### REQUIRED WORK
Your reply should consist of one number: how many lines below contain "window".

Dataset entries
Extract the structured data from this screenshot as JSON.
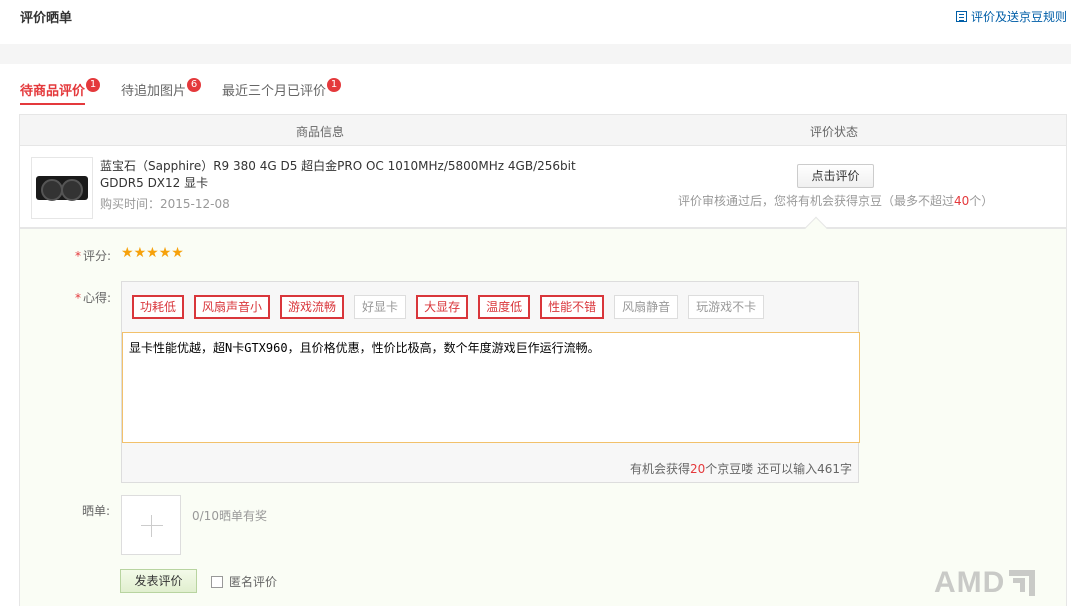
{
  "header": {
    "title": "评价晒单",
    "rules_link": "评价及送京豆规则",
    "rules_icon": "document-list-icon"
  },
  "tabs": [
    {
      "label": "待商品评价",
      "badge": "1",
      "active": true
    },
    {
      "label": "待追加图片",
      "badge": "6",
      "active": false
    },
    {
      "label": "最近三个月已评价",
      "badge": "1",
      "active": false
    }
  ],
  "order": {
    "col_product": "商品信息",
    "col_status": "评价状态",
    "product_name": "蓝宝石（Sapphire）R9 380 4G D5 超白金PRO OC 1010MHz/5800MHz 4GB/256bit GDDR5 DX12 显卡",
    "purchase_time": "购买时间：2015-12-08",
    "review_button": "点击评价",
    "bean_note_prefix": "评价审核通过后，您将有机会获得京豆（最多不超过",
    "bean_note_number": "40",
    "bean_note_suffix": "个）"
  },
  "form": {
    "rating_label": "评分:",
    "rating_value": 5,
    "rating_max": 5,
    "experience_label": "心得:",
    "tags": [
      {
        "label": "功耗低",
        "selected": true
      },
      {
        "label": "风扇声音小",
        "selected": true
      },
      {
        "label": "游戏流畅",
        "selected": true
      },
      {
        "label": "好显卡",
        "selected": false
      },
      {
        "label": "大显存",
        "selected": true
      },
      {
        "label": "温度低",
        "selected": true
      },
      {
        "label": "性能不错",
        "selected": true
      },
      {
        "label": "风扇静音",
        "selected": false
      },
      {
        "label": "玩游戏不卡",
        "selected": false
      }
    ],
    "review_text": "显卡性能优越，超N卡GTX960，且价格优惠，性价比极高，数个年度游戏巨作运行流畅。",
    "count_prefix": "有机会获得",
    "count_beans": "20",
    "count_middle": "个京豆喽 还可以输入",
    "count_remaining": "461",
    "count_suffix": "字",
    "photo_label": "晒单:",
    "photo_note": "0/10晒单有奖",
    "submit_button": "发表评价",
    "anonymous_label": "匿名评价"
  },
  "watermark": {
    "text": "AMD"
  }
}
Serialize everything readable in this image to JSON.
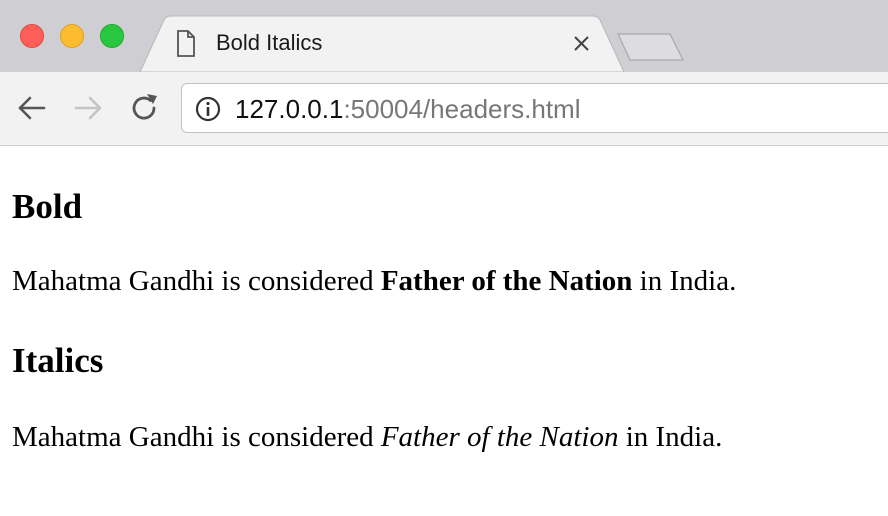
{
  "browser": {
    "tab": {
      "title": "Bold Italics"
    },
    "address_bar": {
      "host": "127.0.0.1",
      "rest": ":50004/headers.html"
    }
  },
  "page": {
    "sections": [
      {
        "heading": "Bold",
        "text_before": "Mahatma Gandhi is considered ",
        "emphasis": "Father of the Nation",
        "text_after": " in India."
      },
      {
        "heading": "Italics",
        "text_before": "Mahatma Gandhi is considered ",
        "emphasis": "Father of the Nation",
        "text_after": " in India."
      }
    ]
  },
  "colors": {
    "tabstrip": "#cfcfd3",
    "toolbar": "#f2f2f2",
    "url_host": "#111111",
    "url_rest": "#777777"
  },
  "icons": [
    "close-window-icon",
    "minimize-window-icon",
    "maximize-window-icon",
    "page-icon",
    "close-tab-icon",
    "back-arrow-icon",
    "forward-arrow-icon",
    "reload-icon",
    "info-icon"
  ]
}
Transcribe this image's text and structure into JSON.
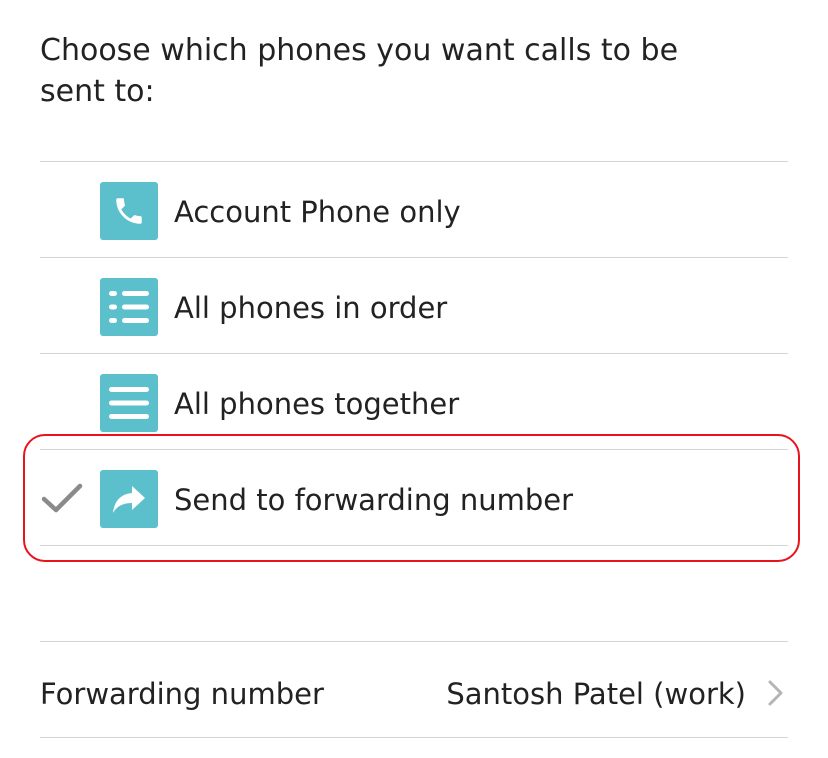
{
  "heading": "Choose which phones you want calls to be sent to:",
  "options": [
    {
      "label": "Account Phone only",
      "icon": "phone-icon",
      "selected": false
    },
    {
      "label": "All phones in order",
      "icon": "list-order-icon",
      "selected": false
    },
    {
      "label": "All phones together",
      "icon": "list-together-icon",
      "selected": false
    },
    {
      "label": "Send to forwarding number",
      "icon": "forward-arrow-icon",
      "selected": true
    }
  ],
  "forwarding": {
    "label": "Forwarding number",
    "value": "Santosh Patel (work)"
  },
  "colors": {
    "icon_bg": "#5bc0cc",
    "highlight": "#e8141c",
    "divider": "#d4d4d4",
    "check": "#8a8a8a"
  }
}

### YOUR RESPONSE
3